As Sandy Levinson and I have explained, there are three types of constitutional crises. In Type One crises, political leaders announce that they will no longer abide by the Constitution or laws (for example, because of emergency), or they openly flout judicial orders directed at them. In Type Two crises, people follow what they believe the Constitution requires, leading to political paralysis or disaster. In Type Three crises, political disagreement about the Constitution becomes so intense that the struggle goes beyond the bounds of ordinary politics. People take to the streets; there are riots; the military is called out to restore order (or suppress dissent); political figures threaten violence or engage in political violence; or parts of the country revolt and/or attempt to secede.

Constitutional crisis is very rare, and nothing that has yet happened in the Trump Administration — including the Comey firing — comes even close. But people are right to think that something important — and dangerous — is happening to our political institutions. That is why, I think, people so often reach for the term “constitutional crisis” to describe it.

In this essay, I want to introduce a new idea to explain our current predicament. I will distinguish constitutional crisis, which is very rare, from a different phenomenon, which I think better describes what is happening in the United States today. This is the idea of constitutional rot. [more]

The Anatomy of Finickiness

by Bill Hayes

In The Anatomy of Finickiness for the Los Angeles Review of Books, Geoff Nicholson reviews Einstein’s Beets: An Examination of Food Phobias by Alexander Theroux.

Inevitably the book contains a good deal of what we might call “food trivia,” although I’m sure the author would rightly insist that these matters are anything but trivial. This is a serious book. But that doesn’t mean we can’t have some fun along the way, starting with the title: it derives from the fact that “Einstein famously hated beets,” though it’s a limited fame as far as this reader was concerned. Einstein was not alone: Michelle and Barack Obama hate them too, as does the food writer and occasional novelist Gael Greene. In fact, the book demonstrates that you’re extremely unlikely to be alone in your phobia, however singular it may seem: Alfred Hitchcock wouldn’t eat eggs — but neither would President Taft, nor will Whoopi Goldberg. Naomi Watts and Jennifer Aniston can’t abide caviar.
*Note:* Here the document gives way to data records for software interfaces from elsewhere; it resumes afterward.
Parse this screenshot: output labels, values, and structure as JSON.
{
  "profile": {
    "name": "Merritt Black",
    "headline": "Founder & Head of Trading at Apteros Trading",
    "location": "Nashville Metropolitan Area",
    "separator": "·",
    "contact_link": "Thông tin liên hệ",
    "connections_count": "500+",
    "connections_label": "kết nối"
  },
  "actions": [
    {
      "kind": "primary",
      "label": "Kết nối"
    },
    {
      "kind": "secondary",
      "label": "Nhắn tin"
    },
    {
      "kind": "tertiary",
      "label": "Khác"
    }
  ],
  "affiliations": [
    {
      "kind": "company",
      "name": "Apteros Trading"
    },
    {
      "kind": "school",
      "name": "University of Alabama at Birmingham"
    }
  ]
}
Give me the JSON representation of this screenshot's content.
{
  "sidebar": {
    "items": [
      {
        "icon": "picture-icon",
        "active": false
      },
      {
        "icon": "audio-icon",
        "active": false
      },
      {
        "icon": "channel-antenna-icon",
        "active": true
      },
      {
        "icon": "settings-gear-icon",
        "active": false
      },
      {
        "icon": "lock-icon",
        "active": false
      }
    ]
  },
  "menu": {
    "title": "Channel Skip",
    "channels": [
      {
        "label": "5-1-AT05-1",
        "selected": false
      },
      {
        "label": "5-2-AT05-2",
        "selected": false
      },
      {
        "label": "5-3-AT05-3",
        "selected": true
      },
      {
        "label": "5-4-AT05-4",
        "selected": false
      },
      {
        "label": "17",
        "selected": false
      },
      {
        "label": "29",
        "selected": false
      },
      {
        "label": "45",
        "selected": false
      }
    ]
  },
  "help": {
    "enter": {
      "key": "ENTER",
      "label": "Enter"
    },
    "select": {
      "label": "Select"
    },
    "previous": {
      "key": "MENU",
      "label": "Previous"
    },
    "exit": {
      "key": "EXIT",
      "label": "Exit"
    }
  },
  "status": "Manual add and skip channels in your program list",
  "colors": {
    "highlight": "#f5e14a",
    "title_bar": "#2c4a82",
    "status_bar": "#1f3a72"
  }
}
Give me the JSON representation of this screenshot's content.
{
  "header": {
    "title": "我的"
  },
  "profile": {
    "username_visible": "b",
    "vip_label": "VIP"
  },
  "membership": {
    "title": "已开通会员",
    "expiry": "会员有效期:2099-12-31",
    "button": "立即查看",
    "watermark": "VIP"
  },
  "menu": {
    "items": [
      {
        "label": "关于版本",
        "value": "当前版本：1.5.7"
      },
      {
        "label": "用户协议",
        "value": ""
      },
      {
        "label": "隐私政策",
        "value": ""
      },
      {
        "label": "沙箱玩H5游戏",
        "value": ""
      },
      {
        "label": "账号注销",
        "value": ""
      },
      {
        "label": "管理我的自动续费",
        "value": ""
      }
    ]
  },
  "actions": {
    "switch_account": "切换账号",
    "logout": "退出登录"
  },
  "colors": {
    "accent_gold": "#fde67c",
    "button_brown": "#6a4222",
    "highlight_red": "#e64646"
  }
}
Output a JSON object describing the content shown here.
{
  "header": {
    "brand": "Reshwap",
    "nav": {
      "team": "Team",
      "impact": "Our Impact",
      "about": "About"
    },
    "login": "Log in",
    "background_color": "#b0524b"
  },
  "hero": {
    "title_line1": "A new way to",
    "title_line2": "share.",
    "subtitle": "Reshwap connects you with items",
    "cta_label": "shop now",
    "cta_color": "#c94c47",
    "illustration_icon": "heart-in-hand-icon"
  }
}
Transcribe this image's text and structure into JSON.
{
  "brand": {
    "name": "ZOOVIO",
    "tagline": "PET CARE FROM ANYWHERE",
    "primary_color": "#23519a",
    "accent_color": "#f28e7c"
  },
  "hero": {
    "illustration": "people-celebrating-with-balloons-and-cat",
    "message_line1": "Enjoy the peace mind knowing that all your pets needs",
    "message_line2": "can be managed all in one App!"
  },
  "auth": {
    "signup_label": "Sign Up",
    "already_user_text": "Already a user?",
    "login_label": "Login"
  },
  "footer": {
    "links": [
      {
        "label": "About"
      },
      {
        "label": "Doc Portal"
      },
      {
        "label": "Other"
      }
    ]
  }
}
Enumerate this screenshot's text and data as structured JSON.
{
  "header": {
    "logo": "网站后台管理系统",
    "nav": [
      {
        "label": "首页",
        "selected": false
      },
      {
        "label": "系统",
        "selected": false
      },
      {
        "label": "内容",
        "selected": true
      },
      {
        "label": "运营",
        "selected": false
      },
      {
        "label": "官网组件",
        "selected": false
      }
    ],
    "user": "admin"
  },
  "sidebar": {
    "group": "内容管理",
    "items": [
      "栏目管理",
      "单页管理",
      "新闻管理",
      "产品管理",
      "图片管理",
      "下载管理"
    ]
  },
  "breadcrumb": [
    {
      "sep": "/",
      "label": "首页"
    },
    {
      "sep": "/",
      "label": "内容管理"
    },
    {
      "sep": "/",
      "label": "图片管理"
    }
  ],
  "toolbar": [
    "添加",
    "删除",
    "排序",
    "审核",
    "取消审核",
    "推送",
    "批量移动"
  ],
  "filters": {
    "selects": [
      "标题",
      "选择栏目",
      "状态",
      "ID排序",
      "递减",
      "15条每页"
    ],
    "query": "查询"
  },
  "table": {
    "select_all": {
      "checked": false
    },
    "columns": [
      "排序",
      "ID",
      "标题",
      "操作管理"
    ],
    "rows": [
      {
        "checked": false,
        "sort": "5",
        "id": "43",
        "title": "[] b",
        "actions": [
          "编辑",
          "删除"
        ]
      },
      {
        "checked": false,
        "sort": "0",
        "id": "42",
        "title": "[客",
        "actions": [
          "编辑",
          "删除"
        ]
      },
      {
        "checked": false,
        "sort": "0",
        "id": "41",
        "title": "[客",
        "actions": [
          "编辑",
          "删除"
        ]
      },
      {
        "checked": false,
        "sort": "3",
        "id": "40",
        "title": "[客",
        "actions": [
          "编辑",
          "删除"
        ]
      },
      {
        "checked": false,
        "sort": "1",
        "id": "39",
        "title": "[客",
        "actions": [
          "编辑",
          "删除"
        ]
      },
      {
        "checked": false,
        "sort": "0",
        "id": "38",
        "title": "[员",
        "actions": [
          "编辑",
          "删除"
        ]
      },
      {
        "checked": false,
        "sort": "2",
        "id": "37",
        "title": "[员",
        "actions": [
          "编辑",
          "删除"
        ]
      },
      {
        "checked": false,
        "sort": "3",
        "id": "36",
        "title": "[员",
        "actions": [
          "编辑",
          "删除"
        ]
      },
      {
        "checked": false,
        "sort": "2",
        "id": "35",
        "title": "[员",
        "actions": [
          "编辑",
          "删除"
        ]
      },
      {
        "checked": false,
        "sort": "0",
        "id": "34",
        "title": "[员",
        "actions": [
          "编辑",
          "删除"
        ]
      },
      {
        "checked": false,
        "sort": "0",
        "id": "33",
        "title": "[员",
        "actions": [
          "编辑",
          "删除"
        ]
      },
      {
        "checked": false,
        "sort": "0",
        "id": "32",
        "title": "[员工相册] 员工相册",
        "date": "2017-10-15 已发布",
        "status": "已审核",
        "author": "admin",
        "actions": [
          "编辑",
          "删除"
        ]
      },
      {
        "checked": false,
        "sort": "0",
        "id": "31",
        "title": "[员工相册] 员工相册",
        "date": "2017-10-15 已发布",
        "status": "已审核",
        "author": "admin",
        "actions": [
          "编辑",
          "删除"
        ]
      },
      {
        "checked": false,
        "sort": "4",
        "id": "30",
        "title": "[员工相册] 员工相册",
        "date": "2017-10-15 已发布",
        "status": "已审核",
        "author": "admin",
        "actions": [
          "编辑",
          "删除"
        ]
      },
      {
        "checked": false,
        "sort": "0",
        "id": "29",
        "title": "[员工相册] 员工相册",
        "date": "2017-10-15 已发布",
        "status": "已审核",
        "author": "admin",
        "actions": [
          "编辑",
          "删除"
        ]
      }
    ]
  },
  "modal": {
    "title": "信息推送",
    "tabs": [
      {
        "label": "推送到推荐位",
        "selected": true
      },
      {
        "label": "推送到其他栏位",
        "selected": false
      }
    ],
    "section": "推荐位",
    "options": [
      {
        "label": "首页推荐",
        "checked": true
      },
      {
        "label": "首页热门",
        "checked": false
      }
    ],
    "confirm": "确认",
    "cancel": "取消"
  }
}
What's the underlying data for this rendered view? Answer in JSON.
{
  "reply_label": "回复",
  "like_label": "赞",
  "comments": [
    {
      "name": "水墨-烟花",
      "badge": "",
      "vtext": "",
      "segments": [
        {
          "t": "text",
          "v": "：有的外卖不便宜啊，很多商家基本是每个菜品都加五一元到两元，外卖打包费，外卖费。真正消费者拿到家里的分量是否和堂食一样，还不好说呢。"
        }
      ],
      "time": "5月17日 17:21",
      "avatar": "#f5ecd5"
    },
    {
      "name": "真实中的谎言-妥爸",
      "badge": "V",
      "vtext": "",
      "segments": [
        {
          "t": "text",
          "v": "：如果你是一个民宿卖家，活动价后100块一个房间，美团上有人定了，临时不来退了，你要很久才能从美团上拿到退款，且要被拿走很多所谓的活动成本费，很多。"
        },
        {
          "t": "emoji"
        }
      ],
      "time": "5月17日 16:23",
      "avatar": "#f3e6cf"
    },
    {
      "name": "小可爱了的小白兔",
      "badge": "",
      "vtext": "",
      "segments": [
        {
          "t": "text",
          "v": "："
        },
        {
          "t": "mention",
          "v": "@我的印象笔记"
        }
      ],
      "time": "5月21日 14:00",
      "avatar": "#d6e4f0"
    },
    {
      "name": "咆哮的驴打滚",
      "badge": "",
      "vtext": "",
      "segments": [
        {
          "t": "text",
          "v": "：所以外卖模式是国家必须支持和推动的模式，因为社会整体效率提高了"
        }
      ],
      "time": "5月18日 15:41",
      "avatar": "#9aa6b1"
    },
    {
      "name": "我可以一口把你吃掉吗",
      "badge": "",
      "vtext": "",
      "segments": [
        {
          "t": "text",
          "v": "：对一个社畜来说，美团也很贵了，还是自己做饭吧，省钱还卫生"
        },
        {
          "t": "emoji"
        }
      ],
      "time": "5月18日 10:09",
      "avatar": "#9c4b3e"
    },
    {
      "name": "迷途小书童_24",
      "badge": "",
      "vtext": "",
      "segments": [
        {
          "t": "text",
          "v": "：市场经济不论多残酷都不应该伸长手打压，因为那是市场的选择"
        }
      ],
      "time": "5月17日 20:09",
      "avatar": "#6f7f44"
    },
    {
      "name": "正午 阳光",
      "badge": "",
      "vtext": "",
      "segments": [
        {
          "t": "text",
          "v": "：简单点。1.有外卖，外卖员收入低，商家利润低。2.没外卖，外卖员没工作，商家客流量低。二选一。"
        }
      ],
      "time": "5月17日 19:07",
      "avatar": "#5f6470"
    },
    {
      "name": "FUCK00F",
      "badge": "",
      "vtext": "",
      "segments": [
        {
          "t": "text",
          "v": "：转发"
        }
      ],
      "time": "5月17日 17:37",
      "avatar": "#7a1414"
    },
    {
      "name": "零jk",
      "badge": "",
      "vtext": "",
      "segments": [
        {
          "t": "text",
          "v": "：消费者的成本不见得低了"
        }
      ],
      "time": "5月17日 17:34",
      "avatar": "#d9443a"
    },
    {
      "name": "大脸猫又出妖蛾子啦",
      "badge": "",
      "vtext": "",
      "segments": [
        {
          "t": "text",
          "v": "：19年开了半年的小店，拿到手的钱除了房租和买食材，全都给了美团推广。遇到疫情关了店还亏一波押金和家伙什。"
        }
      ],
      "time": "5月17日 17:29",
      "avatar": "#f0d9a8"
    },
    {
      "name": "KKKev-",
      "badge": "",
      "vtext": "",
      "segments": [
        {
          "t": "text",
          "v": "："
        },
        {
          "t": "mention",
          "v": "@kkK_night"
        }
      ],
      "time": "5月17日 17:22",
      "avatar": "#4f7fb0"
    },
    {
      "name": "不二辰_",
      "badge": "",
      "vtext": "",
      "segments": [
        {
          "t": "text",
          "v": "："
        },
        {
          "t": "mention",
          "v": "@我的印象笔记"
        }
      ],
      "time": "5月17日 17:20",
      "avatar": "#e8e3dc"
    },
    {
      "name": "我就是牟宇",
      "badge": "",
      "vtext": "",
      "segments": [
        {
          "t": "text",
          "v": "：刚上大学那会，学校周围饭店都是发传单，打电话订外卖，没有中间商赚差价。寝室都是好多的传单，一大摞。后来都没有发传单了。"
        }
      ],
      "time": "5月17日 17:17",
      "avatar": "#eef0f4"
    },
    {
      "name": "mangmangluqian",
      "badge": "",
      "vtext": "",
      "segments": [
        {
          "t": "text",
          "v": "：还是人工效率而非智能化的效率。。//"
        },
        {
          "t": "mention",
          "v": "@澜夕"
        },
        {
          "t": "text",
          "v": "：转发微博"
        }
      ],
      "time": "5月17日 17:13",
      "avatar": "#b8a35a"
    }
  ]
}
Colson Whitehead can’t face ice cream having worked an ice cream stand where the “perk” of the job was all he could eat.

William Cobbett eschewed tea because it was “a destroyer of health, an enfeebler of the frame, an engenderer of effeminacy and laziness, a debaucher of youth, and a maker of misery for old age.” Mussolini didn’t eat mashed potatoes because they gave him a headache. Idi Amin doesn’t seem like he’d have been a fussy eater, but he had his limits, “I tried human flesh, and it is too salty for my taste.” Of course the reader can’t be sure if this flesh was raw or cooked: if the latter, then surely the saltiness was the fault of the cook. There is also some speculation about whether Amin was actually speaking the truth or just buffing up his image as terrifying despot.

Prince (the purple one) didn’t like to eat much of anything, but he particularly disliked mushrooms, feta cheese, and onions, although when he let Heavy Table look in his fridge there were 18 jars of mustard in there …. [more]